Using the Corporate Prosecution and Sentencing Model for Individuals: The Case for a Unified Federal ApproachRachel Barkow
This essay explores the different approaches the Department of Justice and Sentencing Commission have taken to individual and corporate defendants and explain why aspects of the corporate model should apply to individual cases as well.
The COVID-19 pandemic is imposing typically rural practice constraints on the United States’ urban and suburban criminal court systems. This “ruralization” of criminal practice offers lawyers, policymakers, and researchers a window into the challenges and opportunities that inhere in rural systems.
The Death Penalty Information Center has released its year-end report on “The Death Penalty in 2020.”
The Marshall Project recently posted an article detailing what the future of criminal justice could look like under the Biden administration.
As criminal courts around the United States suspended in-person proceedings, virtual hearings, where parties appear through videoconference or teleconference technology, have allowed courts to remain in session while reducing the danger to public health.
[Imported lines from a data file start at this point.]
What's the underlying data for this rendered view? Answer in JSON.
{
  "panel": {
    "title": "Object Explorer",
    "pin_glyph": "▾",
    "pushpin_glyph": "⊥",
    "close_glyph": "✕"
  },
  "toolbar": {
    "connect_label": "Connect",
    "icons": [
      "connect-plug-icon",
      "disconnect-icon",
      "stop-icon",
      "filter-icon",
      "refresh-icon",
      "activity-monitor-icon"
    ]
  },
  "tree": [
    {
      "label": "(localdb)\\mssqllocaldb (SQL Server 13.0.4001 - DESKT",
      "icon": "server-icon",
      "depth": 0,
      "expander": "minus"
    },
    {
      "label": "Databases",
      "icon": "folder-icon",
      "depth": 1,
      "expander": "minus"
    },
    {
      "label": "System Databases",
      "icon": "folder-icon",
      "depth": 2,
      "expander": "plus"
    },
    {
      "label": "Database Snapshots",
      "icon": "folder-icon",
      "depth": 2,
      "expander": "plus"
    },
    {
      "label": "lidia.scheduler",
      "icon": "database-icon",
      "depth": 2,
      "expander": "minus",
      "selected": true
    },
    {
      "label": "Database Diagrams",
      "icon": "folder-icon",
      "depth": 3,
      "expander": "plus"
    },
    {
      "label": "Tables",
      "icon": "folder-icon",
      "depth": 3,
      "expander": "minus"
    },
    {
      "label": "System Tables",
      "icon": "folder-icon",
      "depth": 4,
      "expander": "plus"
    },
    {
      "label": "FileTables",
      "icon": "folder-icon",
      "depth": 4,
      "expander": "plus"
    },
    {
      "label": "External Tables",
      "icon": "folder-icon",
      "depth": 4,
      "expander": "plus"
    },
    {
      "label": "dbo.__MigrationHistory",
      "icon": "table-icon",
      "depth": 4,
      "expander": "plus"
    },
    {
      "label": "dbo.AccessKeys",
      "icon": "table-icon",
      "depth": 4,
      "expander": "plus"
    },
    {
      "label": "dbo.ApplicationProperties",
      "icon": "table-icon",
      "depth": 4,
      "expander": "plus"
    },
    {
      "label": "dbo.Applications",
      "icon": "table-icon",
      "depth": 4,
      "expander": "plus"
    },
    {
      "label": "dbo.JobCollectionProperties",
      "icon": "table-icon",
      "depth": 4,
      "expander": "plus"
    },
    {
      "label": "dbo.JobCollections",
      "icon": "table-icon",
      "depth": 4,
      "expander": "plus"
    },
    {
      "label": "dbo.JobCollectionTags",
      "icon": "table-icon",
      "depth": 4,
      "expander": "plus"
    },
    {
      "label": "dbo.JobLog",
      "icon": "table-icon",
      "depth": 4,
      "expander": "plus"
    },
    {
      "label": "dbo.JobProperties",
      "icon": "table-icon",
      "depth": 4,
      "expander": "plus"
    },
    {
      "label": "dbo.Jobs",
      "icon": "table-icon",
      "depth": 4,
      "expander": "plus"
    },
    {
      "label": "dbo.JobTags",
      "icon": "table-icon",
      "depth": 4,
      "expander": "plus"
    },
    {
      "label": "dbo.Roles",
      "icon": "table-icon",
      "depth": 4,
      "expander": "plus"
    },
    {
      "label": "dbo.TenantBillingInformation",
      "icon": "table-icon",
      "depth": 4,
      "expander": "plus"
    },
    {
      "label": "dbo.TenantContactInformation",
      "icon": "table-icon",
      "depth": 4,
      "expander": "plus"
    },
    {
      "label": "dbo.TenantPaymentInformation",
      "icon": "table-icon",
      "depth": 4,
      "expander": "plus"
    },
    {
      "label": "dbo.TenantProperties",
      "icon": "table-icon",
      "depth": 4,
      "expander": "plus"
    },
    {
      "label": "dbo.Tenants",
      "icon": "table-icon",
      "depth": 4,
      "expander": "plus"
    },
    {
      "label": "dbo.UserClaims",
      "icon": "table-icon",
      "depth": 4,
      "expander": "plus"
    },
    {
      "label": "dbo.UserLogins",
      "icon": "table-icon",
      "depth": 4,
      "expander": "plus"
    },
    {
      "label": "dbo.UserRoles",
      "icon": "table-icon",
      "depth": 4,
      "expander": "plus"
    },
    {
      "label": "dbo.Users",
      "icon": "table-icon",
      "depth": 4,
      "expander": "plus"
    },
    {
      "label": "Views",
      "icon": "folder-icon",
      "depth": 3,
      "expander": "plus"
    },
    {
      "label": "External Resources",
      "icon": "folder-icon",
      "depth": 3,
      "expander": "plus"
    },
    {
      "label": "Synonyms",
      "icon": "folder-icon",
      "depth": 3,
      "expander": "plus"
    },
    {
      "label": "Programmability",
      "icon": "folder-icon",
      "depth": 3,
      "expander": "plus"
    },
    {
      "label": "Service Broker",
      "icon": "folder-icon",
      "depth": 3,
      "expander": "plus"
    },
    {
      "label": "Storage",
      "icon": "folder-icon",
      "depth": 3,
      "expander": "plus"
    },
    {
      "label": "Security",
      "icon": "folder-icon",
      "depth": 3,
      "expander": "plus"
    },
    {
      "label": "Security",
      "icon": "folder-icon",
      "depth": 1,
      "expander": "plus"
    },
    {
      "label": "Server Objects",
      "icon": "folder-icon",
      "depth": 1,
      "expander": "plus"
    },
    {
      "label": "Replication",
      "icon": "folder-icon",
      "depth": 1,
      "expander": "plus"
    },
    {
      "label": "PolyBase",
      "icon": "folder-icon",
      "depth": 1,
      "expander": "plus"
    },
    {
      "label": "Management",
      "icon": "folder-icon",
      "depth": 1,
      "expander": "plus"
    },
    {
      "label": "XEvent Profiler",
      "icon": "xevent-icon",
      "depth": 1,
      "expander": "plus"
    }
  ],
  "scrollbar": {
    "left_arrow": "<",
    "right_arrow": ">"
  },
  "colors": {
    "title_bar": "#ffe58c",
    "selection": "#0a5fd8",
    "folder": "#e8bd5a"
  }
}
Courts at all levels, from small municipal courts to the U.S. Supreme Court, have been hearing arguments remotely.
Susan A. Bandes of DePaul University College of Law published “The Death Penalty and the Misleading Concept of ‘Closure’” on The Crime Report.
This Article critically evaluates responsibility for administering capital punishment through the lens of non-delegation. It analyzes state court decisions upholding broad legislative delegations to agencies and identifies common themes in this jurisprudence.
This new fact sheet examines (pre-COVID) female incarceration trends.
On Nov. 9, Gov. Phil Murphy signed into law a bill calling on New Jersey Attorney General Gurbir S. Grewal to set up a program to collect and record data on defendants age 18 or older. The data collection and analysis are intended to provide a closer look at potential problems in the system and better equip lawmakers to tackle those issues.
What explains the puzzle of life without parole (LWOP) sentencing in the United States? In the past two decades, LWOP sentences have reached record highs, with over 50,000 prisoners serving LWOP. Yet during this same period, homicide rates have steadily declined.